→ **Supplied material**:
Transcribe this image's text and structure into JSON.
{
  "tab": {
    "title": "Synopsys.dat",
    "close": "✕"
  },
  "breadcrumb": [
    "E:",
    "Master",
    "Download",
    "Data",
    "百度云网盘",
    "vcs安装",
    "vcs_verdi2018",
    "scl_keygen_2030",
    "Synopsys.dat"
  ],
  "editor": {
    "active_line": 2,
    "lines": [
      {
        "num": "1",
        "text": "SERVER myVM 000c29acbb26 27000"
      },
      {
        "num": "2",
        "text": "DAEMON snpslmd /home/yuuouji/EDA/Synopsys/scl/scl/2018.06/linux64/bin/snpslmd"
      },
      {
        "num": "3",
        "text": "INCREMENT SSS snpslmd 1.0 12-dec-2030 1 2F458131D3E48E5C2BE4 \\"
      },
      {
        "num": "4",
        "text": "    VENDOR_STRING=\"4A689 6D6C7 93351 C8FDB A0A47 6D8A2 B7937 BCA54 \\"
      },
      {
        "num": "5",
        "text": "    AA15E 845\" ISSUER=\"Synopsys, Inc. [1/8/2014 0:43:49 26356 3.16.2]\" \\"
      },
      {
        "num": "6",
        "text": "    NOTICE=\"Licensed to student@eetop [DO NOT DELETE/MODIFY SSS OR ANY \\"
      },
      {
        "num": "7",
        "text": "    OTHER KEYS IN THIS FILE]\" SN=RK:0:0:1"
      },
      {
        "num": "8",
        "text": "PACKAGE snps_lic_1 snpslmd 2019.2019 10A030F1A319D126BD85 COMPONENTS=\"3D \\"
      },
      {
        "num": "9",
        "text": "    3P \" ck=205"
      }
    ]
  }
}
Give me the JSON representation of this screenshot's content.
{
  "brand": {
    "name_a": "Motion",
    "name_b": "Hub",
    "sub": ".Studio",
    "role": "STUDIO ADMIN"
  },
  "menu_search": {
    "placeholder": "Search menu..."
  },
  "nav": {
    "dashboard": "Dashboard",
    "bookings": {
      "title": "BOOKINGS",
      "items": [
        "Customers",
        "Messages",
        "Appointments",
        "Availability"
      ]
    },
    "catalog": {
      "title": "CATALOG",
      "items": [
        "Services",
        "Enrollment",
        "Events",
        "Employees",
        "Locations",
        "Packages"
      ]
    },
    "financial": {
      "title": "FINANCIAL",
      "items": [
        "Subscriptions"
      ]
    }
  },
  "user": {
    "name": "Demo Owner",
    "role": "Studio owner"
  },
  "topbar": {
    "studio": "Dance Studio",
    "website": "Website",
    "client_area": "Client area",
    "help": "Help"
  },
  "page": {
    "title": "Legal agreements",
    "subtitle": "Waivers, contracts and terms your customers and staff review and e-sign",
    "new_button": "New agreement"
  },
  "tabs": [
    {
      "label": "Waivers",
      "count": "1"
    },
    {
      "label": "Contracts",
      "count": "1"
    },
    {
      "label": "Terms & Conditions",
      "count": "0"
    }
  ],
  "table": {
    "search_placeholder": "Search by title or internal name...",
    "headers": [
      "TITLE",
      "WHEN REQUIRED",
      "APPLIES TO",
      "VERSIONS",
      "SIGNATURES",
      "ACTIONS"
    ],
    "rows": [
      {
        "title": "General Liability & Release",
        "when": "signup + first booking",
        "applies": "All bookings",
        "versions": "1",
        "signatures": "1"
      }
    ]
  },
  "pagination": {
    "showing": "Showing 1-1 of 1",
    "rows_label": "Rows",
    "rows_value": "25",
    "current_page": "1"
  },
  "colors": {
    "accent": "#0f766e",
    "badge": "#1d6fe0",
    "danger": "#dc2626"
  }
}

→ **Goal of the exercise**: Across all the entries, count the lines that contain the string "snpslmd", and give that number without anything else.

→ **Answer below**: 3